Where a line in the records below includes "text", pull that line out.

TASK MATERIAL below:

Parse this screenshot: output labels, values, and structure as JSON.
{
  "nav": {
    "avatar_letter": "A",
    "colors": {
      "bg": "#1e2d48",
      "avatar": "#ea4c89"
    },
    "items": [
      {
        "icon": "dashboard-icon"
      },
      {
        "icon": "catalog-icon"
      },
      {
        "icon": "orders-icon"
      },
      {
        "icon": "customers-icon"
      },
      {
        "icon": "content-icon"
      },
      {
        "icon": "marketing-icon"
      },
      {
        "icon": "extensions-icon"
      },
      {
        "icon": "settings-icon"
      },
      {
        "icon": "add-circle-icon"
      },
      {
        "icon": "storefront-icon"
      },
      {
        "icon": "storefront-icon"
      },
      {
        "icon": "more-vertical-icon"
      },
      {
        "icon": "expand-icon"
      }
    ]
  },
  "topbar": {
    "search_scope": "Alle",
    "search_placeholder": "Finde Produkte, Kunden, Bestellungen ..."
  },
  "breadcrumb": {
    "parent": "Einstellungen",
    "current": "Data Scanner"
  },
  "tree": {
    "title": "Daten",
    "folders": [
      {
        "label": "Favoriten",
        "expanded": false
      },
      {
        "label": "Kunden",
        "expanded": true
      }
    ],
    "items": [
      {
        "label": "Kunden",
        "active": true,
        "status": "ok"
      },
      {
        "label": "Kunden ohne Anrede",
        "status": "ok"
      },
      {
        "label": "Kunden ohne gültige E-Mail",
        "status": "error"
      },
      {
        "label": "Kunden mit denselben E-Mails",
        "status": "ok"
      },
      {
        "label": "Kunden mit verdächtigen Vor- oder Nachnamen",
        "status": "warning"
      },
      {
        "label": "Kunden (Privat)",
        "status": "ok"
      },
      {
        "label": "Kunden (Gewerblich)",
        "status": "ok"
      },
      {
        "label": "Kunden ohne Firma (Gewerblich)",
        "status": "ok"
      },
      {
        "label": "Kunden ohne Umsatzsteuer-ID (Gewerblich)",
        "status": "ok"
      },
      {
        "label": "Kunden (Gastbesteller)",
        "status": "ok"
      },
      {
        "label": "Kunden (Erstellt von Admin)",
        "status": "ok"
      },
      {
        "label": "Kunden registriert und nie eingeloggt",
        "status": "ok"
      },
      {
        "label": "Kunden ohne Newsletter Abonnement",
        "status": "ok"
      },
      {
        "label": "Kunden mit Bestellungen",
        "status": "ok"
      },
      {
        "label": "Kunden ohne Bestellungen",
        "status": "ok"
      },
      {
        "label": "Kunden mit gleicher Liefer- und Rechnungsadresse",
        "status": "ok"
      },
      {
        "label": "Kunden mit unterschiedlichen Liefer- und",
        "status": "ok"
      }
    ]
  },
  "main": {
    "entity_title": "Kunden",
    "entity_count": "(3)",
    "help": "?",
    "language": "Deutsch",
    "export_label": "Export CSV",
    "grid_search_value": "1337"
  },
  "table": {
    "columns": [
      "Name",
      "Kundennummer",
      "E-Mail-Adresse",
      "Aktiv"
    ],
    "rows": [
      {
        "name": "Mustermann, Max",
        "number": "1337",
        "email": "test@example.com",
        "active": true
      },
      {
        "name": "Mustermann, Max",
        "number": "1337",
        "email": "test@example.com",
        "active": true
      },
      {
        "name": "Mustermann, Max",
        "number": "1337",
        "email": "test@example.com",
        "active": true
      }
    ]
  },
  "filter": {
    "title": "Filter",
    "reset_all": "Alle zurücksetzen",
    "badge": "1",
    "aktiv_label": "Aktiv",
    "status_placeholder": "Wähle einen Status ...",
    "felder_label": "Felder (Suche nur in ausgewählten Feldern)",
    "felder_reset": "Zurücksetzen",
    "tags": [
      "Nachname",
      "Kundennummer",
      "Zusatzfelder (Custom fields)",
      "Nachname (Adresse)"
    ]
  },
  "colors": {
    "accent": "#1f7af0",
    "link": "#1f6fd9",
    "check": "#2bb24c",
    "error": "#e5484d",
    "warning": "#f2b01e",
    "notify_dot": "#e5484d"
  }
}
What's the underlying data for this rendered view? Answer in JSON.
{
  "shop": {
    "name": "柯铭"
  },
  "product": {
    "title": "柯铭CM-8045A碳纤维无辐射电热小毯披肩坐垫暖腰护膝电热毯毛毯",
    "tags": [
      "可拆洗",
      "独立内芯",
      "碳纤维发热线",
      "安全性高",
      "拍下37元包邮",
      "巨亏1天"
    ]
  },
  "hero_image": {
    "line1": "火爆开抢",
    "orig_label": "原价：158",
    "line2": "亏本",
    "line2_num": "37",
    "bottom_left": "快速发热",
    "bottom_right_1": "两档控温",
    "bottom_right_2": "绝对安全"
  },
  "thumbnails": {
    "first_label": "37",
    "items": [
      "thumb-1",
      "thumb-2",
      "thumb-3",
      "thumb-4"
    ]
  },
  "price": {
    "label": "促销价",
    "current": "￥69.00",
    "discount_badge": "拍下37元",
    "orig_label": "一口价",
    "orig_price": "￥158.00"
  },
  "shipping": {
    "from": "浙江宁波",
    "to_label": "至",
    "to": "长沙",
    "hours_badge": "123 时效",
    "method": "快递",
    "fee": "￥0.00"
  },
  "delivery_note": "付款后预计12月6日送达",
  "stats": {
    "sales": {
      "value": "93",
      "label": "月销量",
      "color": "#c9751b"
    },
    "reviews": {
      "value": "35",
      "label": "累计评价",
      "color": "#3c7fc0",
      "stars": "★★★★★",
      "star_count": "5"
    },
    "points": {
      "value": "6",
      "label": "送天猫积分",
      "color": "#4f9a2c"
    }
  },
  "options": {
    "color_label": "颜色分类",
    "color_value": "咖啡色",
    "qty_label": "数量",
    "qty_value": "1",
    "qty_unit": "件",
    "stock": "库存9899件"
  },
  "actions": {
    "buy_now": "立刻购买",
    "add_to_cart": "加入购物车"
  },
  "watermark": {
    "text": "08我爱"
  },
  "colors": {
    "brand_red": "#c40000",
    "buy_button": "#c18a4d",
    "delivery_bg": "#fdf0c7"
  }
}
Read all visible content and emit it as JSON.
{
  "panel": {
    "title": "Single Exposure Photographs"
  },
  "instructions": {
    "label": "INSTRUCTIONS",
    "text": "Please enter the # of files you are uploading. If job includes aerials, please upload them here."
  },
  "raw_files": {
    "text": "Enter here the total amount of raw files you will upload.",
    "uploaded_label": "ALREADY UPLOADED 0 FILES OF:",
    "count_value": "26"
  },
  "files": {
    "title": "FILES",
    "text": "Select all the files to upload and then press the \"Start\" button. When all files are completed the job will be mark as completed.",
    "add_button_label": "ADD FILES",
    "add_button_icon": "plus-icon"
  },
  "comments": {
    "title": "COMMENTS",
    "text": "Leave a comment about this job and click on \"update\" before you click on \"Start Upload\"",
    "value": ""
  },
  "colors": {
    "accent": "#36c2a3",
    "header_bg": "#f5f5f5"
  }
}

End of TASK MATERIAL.

**COMPLETED TASK:**
    "text": "08我爱"
    "text": "Please enter the # of files you are uploading. If job includes aerials, please upload them here."
    "text": "Enter here the total amount of raw files you will upload.",
    "text": "Select all the files to upload and then press the \"Start\" button. When all files are completed the job will be mark as completed.",
    "text": "Leave a comment about this job and click on \"update\" before you click on \"Start Upload\"",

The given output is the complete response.